* Interface dataset entries

☆ ☆ ☆ ☆

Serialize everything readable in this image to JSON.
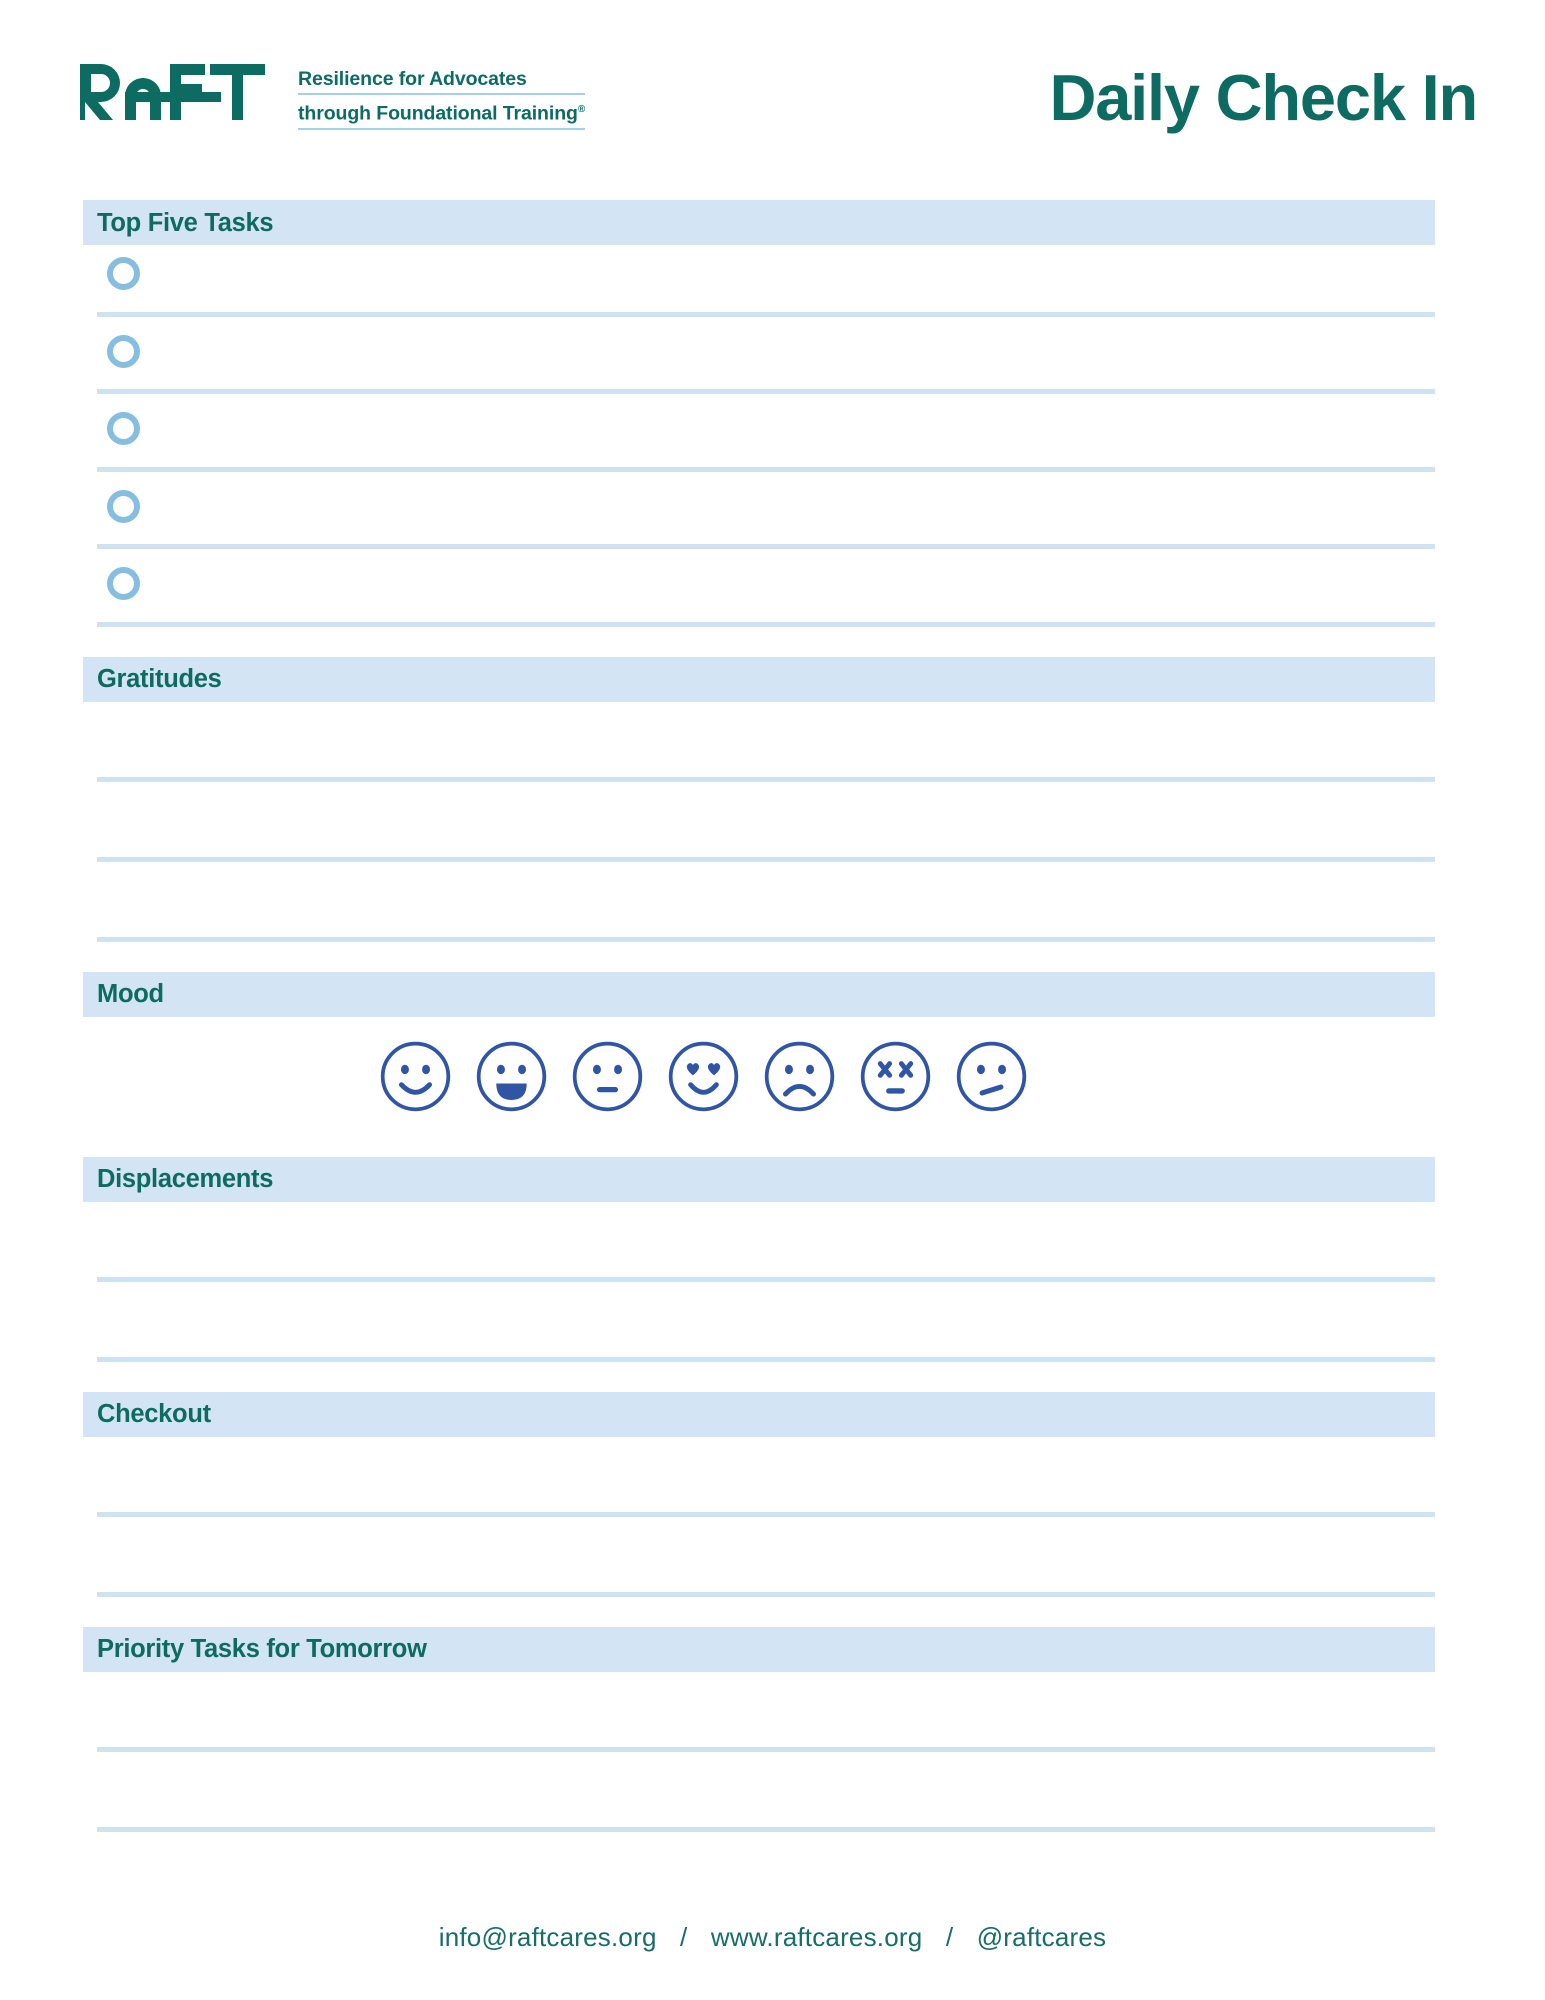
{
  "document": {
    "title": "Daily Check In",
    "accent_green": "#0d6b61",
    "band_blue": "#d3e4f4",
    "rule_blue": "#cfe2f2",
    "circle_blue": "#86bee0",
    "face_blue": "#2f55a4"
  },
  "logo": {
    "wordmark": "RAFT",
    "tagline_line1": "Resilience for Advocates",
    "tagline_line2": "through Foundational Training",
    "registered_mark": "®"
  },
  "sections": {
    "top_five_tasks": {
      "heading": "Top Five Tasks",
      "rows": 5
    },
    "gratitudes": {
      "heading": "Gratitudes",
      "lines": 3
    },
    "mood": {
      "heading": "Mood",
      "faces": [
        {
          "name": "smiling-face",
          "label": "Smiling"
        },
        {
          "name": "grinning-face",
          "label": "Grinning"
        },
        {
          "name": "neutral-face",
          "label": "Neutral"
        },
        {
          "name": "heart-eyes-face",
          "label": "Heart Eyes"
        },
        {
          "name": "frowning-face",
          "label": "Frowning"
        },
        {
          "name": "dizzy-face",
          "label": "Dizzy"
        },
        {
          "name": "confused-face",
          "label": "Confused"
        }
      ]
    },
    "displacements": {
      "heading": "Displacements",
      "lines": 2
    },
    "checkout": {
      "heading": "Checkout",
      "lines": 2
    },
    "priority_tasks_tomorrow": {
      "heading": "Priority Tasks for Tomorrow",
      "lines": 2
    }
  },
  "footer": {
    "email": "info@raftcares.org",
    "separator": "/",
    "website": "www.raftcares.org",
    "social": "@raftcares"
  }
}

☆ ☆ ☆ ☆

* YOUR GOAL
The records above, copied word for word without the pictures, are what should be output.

* TASK RESPONSE
Serialize everything readable in this image to JSON.
{
  "document": {
    "title": "Daily Check In",
    "accent_green": "#0d6b61",
    "band_blue": "#d3e4f4",
    "rule_blue": "#cfe2f2",
    "circle_blue": "#86bee0",
    "face_blue": "#2f55a4"
  },
  "logo": {
    "wordmark": "RAFT",
    "tagline_line1": "Resilience for Advocates",
    "tagline_line2": "through Foundational Training",
    "registered_mark": "®"
  },
  "sections": {
    "top_five_tasks": {
      "heading": "Top Five Tasks",
      "rows": 5
    },
    "gratitudes": {
      "heading": "Gratitudes",
      "lines": 3
    },
    "mood": {
      "heading": "Mood",
      "faces": [
        {
          "name": "smiling-face",
          "label": "Smiling"
        },
        {
          "name": "grinning-face",
          "label": "Grinning"
        },
        {
          "name": "neutral-face",
          "label": "Neutral"
        },
        {
          "name": "heart-eyes-face",
          "label": "Heart Eyes"
        },
        {
          "name": "frowning-face",
          "label": "Frowning"
        },
        {
          "name": "dizzy-face",
          "label": "Dizzy"
        },
        {
          "name": "confused-face",
          "label": "Confused"
        }
      ]
    },
    "displacements": {
      "heading": "Displacements",
      "lines": 2
    },
    "checkout": {
      "heading": "Checkout",
      "lines": 2
    },
    "priority_tasks_tomorrow": {
      "heading": "Priority Tasks for Tomorrow",
      "lines": 2
    }
  },
  "footer": {
    "email": "info@raftcares.org",
    "separator": "/",
    "website": "www.raftcares.org",
    "social": "@raftcares"
  }
}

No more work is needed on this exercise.